The purpose of the Haddonfield Public Library is to serve the people of Haddonfield by providing ready access to information and ideas.  Building on a tradition begun in 1803, the Library is a center for lifelong learning, welcoming patrons of all ages, backgrounds and interests.  The Library's collections and services respond to the informational, educations and cultural needs of the community.  Currently, the Library maintains 70,000 volumes of books in general, children's and special collection areas.  The Library also provides online resources, periodicals, large print books, DVD's, a local/New Jersey history collection and business and investment information.

Throughout the course of the year the Commissioners continue to look at various alternatives to provide sufficient parking to a support healthy Business District.  The possible use of a Redevelopment Zone in the area had been previously considered.  While it was determined that the area could qualify, it was decided that a business district "Visioning Plan" was needed prior to moving forward with any significant changes.  During 2005, the planning firm of Brown Keener Bressi of Philadelphia was retained to lead the planning/visioning process.  The cost of this service was partially funded by a State Smart Growth Grant and a planning grant from the Delaware River Port Authority.  The planning process included evaluation of the potential impact of development of all or a portion of the large rail commuter parking lot in the business district.  Affordable Housing issues were also a big part of the study.

The Commissioners were successful in arranging an agreement with PATCO for shared use of one of their parking lots adjacent to a Borough lot each weekend to support business district needs.  New permit parking programs are being tested to try to deter employees from parking at prime street locations by providing more desirable and less costly locations in the various parking lots.

The Partnership for Haddonfield, the organization designated to operate Haddonfield's Business Improvement District, started in 2004 following the adoption of the authorizing ordinance.  The Partnership's activities are funded by a separate property tax levy on all business properties.  Their budget is $250,000 from tax levy plus another $100,000 from proceeds from their always successful annual Crafts and Fine Arts Festival, as well as publications and appropriated surplus.  Significant operations are business recruitment and retention, marketing of the Haddonfield business district, and support of all businesses.  The Borough works very closely with the Partnership to ensure its success.

There are two Collective Bargaining Units - the Police Benevolent Association and the Teamsters for our Public Works employees, not including their supervisors.

Full-time employees are entitled to 12 paid sick leave days each year, of which some portion can be rolled into a "bank" to be used for short term disability purposes.  Once an employee reaches a certain level of banked sick days they may sell back up to five days of unused days each year.  Vacation days not used during the year may be accumulated and carried forward to February 28th of the subsequent year.

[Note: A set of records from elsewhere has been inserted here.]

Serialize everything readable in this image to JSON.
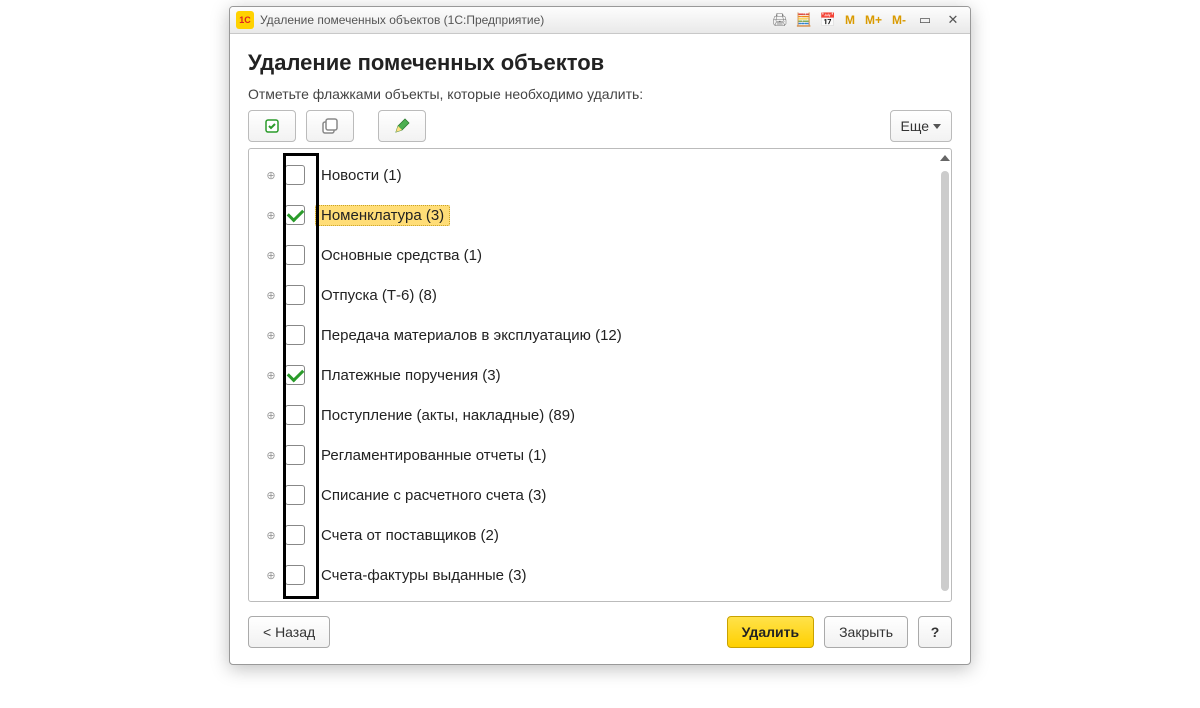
{
  "window": {
    "title": "Удаление помеченных объектов  (1С:Предприятие)"
  },
  "page": {
    "heading": "Удаление помеченных объектов",
    "subtitle": "Отметьте флажками объекты, которые необходимо удалить:",
    "more_label": "Еще"
  },
  "toolbar_icons": {
    "check_all": "check-all-icon",
    "uncheck_all": "uncheck-all-icon",
    "edit": "edit-icon"
  },
  "items": [
    {
      "label": "Новости (1)",
      "checked": false,
      "highlighted": false
    },
    {
      "label": "Номенклатура (3)",
      "checked": true,
      "highlighted": true
    },
    {
      "label": "Основные средства (1)",
      "checked": false,
      "highlighted": false
    },
    {
      "label": "Отпуска (Т-6) (8)",
      "checked": false,
      "highlighted": false
    },
    {
      "label": "Передача материалов в эксплуатацию (12)",
      "checked": false,
      "highlighted": false
    },
    {
      "label": "Платежные поручения (3)",
      "checked": true,
      "highlighted": false
    },
    {
      "label": "Поступление (акты, накладные) (89)",
      "checked": false,
      "highlighted": false
    },
    {
      "label": "Регламентированные отчеты (1)",
      "checked": false,
      "highlighted": false
    },
    {
      "label": "Списание с расчетного счета (3)",
      "checked": false,
      "highlighted": false
    },
    {
      "label": "Счета от поставщиков (2)",
      "checked": false,
      "highlighted": false
    },
    {
      "label": "Счета-фактуры выданные (3)",
      "checked": false,
      "highlighted": false
    }
  ],
  "footer": {
    "back": "< Назад",
    "delete": "Удалить",
    "close": "Закрыть",
    "help": "?"
  }
}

The Borough contributes to two cost-sharing multiple-employer defined benefit pension plans, the Public Employees' Retirement System (PERS) and the Police and Firemen's Retirement System (PFRS), which are administered by the New jersey Division of Pensions and Benefits.  These plans provide retirement, death and disability and medical benefits to qualified members.

Starting in 2010 the employees of the Borough of Haddonfield began paying a portion of their medical benefits costs.  The amount paid by each employee is based upon varying percentages per their salary, as well as they type of coverage they are enrolled in - single, parent/child, husband/wife or family.